The church of St. Martin is situated in the corner of the village called 'The Nook' which has an open area surrounded by cottages. The above view of the church was taken from the lane on the north side where the 15th century tower and the 18th century nave can be better seen.
Joan Eyre, heiress of nearby Padley Manor had the stone church built in thanksgiving for the safe return from Agincourt (1415) of her husband, Robert of Highlow Hall. Local folklore says that they met at 'St. Martin's Well' as the nearby springs of water were called by then. A wooden church was probably already on the site. After a fire destroyed the nave of the 15th century church it was rebuilt by a local stonemason who was also involved in the building of the stables at Chatsworth House. It's unusual because of its octagonal shape which was based on the Palladian 'Rotunda' style of architecture of the period. The vestry and west doorway are 19th century additions.
The box pews in the nave are arranged around the octagonal walls in a semi-circular fashion, which is also unusual. I found the arrangement and the plain, simple interior appealing. This is a place where men and women have worshipped over the centuries and continue to do so and I was very aware of this as I noticed every detail and absorbed the peaceful atmosphere.

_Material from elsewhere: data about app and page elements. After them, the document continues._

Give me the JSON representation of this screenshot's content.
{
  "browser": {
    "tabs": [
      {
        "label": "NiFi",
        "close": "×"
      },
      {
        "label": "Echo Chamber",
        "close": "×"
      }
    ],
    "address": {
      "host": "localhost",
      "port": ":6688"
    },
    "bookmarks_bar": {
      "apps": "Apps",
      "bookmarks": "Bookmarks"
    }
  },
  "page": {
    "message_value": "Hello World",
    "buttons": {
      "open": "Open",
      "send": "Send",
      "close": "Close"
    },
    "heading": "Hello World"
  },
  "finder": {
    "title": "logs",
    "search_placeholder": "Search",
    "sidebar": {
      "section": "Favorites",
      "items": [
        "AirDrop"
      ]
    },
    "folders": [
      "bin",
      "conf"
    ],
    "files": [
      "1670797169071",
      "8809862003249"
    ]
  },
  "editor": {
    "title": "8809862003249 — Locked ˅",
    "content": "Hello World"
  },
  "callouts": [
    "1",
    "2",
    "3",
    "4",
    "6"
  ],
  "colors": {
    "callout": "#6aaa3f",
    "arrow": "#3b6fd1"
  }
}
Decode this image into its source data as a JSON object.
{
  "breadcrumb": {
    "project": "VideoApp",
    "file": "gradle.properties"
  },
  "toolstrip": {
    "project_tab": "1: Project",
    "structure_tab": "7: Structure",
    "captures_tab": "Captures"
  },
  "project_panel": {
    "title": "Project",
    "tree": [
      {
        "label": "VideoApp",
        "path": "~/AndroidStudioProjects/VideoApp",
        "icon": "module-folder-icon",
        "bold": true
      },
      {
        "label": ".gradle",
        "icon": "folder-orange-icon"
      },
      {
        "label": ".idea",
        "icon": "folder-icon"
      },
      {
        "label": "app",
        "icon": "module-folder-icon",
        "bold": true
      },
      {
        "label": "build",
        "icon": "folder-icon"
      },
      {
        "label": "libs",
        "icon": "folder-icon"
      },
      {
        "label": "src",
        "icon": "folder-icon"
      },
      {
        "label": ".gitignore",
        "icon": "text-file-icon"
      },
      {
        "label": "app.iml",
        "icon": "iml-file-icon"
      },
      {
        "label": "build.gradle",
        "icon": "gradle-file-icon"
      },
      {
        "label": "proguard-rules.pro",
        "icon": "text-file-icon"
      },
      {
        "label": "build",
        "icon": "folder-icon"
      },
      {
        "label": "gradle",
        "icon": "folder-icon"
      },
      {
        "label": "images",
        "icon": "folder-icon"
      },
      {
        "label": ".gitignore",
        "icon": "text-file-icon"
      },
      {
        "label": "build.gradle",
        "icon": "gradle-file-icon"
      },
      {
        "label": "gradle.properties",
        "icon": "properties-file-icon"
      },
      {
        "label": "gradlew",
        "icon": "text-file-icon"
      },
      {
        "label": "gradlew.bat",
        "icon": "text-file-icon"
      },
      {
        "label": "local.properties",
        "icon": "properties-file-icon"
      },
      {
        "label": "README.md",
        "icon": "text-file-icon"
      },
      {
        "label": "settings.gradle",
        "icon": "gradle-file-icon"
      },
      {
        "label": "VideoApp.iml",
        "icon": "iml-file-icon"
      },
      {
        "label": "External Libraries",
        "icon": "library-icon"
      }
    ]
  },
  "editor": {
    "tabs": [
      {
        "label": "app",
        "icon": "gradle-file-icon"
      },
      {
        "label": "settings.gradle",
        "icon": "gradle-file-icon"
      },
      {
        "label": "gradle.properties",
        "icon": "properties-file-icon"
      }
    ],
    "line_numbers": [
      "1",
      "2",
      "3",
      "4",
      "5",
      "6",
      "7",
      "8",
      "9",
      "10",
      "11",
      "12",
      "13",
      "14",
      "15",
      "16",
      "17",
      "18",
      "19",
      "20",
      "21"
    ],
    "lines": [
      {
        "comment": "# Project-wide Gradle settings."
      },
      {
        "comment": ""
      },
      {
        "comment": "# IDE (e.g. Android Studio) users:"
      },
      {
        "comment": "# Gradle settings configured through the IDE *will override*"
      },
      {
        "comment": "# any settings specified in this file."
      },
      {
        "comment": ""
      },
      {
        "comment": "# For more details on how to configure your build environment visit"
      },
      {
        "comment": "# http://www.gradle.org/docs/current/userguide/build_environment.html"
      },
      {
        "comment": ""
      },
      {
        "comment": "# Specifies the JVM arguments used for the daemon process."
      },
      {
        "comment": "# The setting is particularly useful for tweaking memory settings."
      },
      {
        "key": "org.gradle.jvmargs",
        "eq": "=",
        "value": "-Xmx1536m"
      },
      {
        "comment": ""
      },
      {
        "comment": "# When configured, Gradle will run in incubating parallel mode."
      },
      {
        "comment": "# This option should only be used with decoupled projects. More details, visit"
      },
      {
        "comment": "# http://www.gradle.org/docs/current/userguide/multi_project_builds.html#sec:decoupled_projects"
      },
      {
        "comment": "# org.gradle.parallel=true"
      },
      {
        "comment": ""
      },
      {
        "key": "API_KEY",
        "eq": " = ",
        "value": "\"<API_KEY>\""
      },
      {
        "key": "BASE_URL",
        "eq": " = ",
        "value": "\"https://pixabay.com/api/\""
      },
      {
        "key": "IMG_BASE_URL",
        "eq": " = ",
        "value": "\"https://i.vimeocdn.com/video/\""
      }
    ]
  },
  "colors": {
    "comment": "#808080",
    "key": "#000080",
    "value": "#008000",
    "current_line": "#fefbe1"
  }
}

" Although popularly known as the Roman Baths, there is no evidence that the Romans ever built a bath here. Roman coins have been found locally, so possibly offerings were made at the spring, In the Middle Ages the water was believed to have curative properties and the nearby church is dedicated to St. Martin, the patron saint of cripples. The spring has a constant temperature of 63 degrees Fahrenheit
In 1734 Dr. Short's Treatise on Mineral Waters claimed that the water could be 'drunk more freely and safely than at Buxton as it is cooler'. "
(Information taken from the above plaque at the site - click on to read more).